In a recent trip to the market, I encountered perhaps the most outrageous bread product I've ever seen. It's crustless industrial bread. I realized that this thing is a wonder of technology. For one thing, given the vapid sponginess of this type of supermarket bread, the crust is the only textural contrast it has. While I'd like to rail against the act of cutting off the crust, I have to admit that this isn't exactly good bread crust. Maybe that is the source of why so many Americans regard crust retention on sandwich bread as distasteful.
Reading the label though reveals how far along our technology has come when it comes to industrial bread. Note that there are no preservatives used, yet the bagged bread, naked and soft, is rated to last five months. Simply incredible. I can only guess that it must be due to the technique of packaging.
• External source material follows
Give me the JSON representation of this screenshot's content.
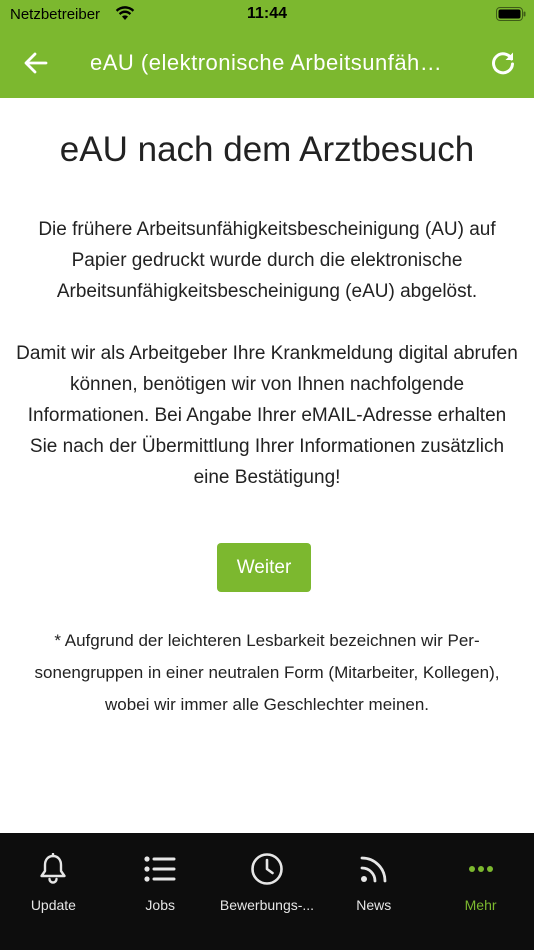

And that is indeed the case, as spoilage apparently commences when the bag is opened. But here we find another impressive fact: this is imported Italian bread. Unlike any other Italian bread I've ever encountered. The combination of good preservation has made it feasible to actually manufacture crustless bread in Italy to sell in Texas. For all the quasi-Luddite homage to tradition food culture engenders, this is quite a feat of technological advancement.
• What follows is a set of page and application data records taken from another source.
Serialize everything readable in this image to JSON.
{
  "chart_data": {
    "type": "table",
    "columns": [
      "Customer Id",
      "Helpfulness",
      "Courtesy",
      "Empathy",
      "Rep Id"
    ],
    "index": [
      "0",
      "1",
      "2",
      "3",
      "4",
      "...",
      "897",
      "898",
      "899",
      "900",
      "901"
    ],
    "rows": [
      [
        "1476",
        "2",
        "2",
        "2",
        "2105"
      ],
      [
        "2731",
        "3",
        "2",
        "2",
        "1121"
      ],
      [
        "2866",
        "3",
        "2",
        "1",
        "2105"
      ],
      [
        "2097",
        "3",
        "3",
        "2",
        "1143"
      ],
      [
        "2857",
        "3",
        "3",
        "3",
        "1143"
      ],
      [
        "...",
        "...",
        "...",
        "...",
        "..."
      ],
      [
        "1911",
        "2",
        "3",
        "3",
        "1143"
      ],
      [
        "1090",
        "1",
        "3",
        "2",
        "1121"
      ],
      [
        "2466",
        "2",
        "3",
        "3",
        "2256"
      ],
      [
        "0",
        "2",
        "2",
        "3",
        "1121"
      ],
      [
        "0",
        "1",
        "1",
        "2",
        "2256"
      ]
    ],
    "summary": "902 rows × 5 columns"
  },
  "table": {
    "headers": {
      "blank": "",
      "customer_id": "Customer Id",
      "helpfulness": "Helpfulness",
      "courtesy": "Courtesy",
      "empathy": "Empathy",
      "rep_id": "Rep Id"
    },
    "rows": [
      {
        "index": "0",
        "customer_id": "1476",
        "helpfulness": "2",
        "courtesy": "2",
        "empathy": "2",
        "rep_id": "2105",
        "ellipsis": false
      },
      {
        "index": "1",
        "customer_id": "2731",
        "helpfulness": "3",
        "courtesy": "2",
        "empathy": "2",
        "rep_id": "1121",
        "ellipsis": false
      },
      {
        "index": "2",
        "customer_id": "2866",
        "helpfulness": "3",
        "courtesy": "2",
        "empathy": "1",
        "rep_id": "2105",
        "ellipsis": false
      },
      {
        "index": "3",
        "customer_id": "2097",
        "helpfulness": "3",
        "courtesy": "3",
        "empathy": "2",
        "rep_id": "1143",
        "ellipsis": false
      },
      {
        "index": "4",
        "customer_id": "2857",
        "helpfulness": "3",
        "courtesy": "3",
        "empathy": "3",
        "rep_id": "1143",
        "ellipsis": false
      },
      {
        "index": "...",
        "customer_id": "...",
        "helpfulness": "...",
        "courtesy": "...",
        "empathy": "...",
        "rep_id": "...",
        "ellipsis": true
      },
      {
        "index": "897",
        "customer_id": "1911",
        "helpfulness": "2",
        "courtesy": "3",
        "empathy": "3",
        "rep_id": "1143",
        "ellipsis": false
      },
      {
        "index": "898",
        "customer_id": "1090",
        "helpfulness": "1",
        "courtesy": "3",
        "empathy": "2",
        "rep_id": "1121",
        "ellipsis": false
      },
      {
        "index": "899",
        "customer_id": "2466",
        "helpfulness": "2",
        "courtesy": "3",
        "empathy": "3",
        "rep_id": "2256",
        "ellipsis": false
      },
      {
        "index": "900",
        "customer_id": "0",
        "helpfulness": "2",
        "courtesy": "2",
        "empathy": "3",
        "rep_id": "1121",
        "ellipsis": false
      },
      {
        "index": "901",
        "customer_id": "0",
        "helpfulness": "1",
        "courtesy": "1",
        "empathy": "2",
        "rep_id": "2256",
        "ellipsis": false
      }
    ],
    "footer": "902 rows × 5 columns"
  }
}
PS: I got it because it came with a free jar of speculoos cookie butter.